I have kits available that will supply you with mordanted fingering weight yarn (3 25g mini skeins) and 10g of dried flowers (from my garden) to dye your first skeins of yarn. The steps outlined in the kit are very simple. It’s as simple as 1,2,3. You provide the glass jar and I will provide the rest. Once you purchase a kit you will receive an invite to become a member of a Instagram group where you’ll be able to see what others dye and post your pictures too.
If you’d like to dye your own wool I also have an E-Guide that you can download. This will give you the basic steps you need to get you on your way.
Can you believe it; last night after dinner on October 10th I was in the greenhouse packaging up all my dried flowers.
I have learned so much this year. This year was my first time gardening to produce dried flowers to dye yarn and fibre with. I learned so much. Here are the highlights:
Not planting sweet peas; not enough colour.
Plant only a few nasturtiums; not 18!
Plant sunflowers against a wall or fence to allow for adequate support.
Don’t buy a dyers coreopsis mixture. Buy just the yellow ones as the mixture included a lot of chocolate coreopsis.
Pay better attention to Indigo! Water well and pick leaves more mindfully by replanting stalks.
Lastly, keep seeding through out summer so I get more crops into the first frost.
Tango cosmos are my FAVOURITE!
I still have yarrow to package up as well as many more sunflower heads. I also have ziplock bags of marigolds that I will freeze as Tammy from Wing and a Prayer Farm had mentioned in her class that I took virtually during covid. She is an excellent instructor and emits enthusiasm when telling others about her farm.
Well now I’m off to finish packaging up my yarrow and create a dye bath from walnuts today.
Today the adventure begins to spin up all the fibre I dyed yesterday. So after I dyed up Day 11 of my advent five bits club, I grabbed a decaf coffee and found a cozy corner to sit and spin for a while. My wheel is a Schacht Ladybug wheel that I bought in 2017. She is very reliable and always gets the task at hand done.

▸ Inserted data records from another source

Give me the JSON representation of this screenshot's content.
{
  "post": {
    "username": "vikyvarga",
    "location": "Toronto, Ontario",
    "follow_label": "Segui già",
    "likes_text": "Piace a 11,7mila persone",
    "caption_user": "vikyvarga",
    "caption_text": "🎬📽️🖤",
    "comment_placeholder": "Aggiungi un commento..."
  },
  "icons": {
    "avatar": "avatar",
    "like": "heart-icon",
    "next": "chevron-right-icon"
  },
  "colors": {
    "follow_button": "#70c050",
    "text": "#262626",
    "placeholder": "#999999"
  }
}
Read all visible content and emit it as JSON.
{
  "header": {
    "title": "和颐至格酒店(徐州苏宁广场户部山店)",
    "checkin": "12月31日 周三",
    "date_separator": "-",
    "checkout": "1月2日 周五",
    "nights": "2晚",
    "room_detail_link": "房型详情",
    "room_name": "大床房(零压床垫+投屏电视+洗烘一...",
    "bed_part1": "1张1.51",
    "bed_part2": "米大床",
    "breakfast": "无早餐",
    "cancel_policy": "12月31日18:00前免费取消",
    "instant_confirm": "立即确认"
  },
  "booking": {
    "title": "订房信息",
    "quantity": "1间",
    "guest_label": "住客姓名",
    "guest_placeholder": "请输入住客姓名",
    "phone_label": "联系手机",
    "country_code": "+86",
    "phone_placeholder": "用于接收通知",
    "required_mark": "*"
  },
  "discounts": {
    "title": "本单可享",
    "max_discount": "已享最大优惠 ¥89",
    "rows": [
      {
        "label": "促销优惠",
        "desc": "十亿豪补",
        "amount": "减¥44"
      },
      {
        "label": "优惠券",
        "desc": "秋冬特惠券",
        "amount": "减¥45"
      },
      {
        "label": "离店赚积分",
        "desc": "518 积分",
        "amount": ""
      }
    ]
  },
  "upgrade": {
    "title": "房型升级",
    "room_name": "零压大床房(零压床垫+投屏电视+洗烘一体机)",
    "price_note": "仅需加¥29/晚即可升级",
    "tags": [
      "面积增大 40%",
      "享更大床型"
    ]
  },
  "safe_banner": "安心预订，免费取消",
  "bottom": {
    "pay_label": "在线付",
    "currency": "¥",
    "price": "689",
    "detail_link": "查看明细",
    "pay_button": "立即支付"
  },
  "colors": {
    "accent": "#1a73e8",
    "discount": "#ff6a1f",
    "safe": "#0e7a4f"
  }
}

I managed to get one of the “mini tops” spun. This colour is gorgeous in natural light; not as good as the camera. Don’t worry; after I turn all the fibre into yarn, I will take pictures outside where the lighting is best.
I watched a great class by the School of Sweet Georgia on natural dyeing with Fresh Indigo Leaves by Caitlin Ffrench. It made me run out to my garden and try to salvage what I had left as I realized I was underwatering them. It was a great refresher and showed how I could improve on the steps she demonstrated. I highly recommend all of Caitlin’s classes on natural dyeing and the school itself; so many topics to learn in the fibre arts.
Anyway, back to my garden, I went outside and picked off all the dried or damaged leaves, and I got rid of some plants that were crowding them. I also realized something is eating the smaller leaves (the plants are in containers, so I don’t think it is slugs) so if you have any idea, please comment below. Here is a before video, and I’ll post another video in the next post.
I also had some leftover dye yesterday, so I plunked in a skein of superwash Corriedale (a fantastic hard-wearing sock yarn). I saw the results last night, and the colour was too light, so I added some madder extract. Let’s see how that turns out tomorrow.
If you know anyone that is wanting to learn to use natural dyes, please share this blog post and remember to subscribe to this website, so you get a notification as to when I post my journey of dyeing and spinning again. Cheers,